By understanding the importance of exclusive rights and the legal grounds surrounding copyright, individuals can take proactive measures to safeguard their creative works.

Copyright registrations of their work with the appropriate authorities and using valid copyright notices help establish legal protection.

Additionally, utilising watermarks, encryption, and licensing agreements can provide technical safeguards in the digital realm.

Understanding the concept of fair dealing allows for the reasonable use of copyrighted source material, particularly for educational purposes.

Awareness of international treaties and legal frameworks enhances the global protection of artistic craftsmanship, motion pictures, and other mediums of expression.

However, in cases of copyright infringement claims, it may be necessary to take legal action to enforce rights and seek appropriate remedies.

By implementing these measures, individual creators can fortify their legal position, maintain control over their works, and promote a fair and respectful creative ecosystem that balances the rights of creators and the interests of the public.


What is copyright?

Copyright is a legal term that provides exclusive rights to creators of original works, including literary, artistic, musical, or dramatic pieces.

The law grants creators the ability to manage and safeguard their creations against unapproved duplication, circulation, and utilisation.

It applies to works that are fixed in a tangible medium of expression, such as written on paper, recorded on a CD, or saved on a computer hard drive.

It ensures that creators have the legal grounds to safeguard their creations and prevent others from using them without permission.

What are the economic rights of content creators?

The economic rights of content creators refer to their exclusive rights to reproduce, distribute, publicly display, and perform their works.

These rights allow creators to monetise their creations, receive compensation for their efforts, and have control over how their works are used commercially.

What are the moral rights of content creators?

Moral rights are an integral part of copyright law and protect the non-economic interests of content creators.

Some of the moral rights that creators have include being credited as the author, maintaining the integrity of their work, and objecting to any modifications that may harm their reputation.

What is the need for copyright protection?

Copyright protection is essential for several reasons.

It incentivises creativity and innovation by ensuring that creators are acknowledged and compensated for their work.

It incentivises the creation of new works by ensuring that creators can profit from their creations.

It promotes cultural and artistic growth, protects original works, and allows for the sharing of knowledge and ideas while balancing the rights of creators and the public.

How do I protect my original designs?

There are several ways you can defend your intellectual property and ensure that your creations remain unique.

First and foremost, you should get copyright registration for any and all creative works.

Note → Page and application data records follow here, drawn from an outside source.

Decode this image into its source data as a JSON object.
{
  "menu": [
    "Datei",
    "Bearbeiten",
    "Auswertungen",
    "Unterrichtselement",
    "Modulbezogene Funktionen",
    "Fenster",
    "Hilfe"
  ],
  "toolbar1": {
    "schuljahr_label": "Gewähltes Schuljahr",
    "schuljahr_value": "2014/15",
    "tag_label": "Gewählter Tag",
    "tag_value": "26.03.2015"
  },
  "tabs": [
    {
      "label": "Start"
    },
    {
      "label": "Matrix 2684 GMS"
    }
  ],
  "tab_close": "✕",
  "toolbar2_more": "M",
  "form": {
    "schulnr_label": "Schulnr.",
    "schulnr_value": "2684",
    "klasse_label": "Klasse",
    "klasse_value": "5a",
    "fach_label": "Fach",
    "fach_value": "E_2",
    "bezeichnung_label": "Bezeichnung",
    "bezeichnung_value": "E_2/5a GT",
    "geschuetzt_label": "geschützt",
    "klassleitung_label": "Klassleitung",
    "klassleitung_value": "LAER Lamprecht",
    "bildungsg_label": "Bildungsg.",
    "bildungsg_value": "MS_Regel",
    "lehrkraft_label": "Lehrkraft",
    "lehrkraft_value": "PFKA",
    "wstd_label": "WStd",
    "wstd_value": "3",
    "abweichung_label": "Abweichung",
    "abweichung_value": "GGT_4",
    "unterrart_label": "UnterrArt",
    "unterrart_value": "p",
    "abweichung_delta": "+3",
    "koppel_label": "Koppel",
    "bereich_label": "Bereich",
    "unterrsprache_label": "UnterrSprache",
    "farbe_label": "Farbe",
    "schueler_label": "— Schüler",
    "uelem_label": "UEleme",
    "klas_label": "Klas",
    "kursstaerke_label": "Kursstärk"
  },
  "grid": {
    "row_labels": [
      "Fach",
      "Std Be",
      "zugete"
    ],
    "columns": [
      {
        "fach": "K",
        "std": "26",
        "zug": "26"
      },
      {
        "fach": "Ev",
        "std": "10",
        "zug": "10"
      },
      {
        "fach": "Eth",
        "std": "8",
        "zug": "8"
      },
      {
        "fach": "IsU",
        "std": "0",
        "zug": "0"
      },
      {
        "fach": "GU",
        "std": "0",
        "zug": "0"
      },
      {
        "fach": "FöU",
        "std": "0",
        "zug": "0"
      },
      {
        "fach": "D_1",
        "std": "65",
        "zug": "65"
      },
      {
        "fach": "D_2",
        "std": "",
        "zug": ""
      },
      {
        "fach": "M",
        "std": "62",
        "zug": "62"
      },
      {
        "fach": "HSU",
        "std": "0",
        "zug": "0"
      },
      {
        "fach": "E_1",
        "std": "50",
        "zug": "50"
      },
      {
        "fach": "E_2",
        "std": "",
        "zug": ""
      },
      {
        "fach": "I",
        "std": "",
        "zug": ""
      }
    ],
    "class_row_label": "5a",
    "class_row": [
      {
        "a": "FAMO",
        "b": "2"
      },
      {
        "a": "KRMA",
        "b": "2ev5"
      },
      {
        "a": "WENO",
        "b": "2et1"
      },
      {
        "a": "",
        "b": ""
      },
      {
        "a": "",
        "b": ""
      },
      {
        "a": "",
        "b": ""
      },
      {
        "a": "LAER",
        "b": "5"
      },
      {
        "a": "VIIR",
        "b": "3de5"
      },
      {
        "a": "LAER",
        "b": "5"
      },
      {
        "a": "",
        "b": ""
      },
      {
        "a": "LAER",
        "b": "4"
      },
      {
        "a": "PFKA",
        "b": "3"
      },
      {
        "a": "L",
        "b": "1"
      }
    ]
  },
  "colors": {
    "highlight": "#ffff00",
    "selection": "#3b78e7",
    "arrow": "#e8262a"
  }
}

This will assign official copyright to your designs and give you the legal right to pursue legal action if someone else attempts to use them without your permission.

Additionally, you should always include a copyright notice on your designs, which will act as a warning to others that the work is protected by law.

You can also utilize watermarks and encryption techniques to make it more difficult for someone to copy or steal your designs.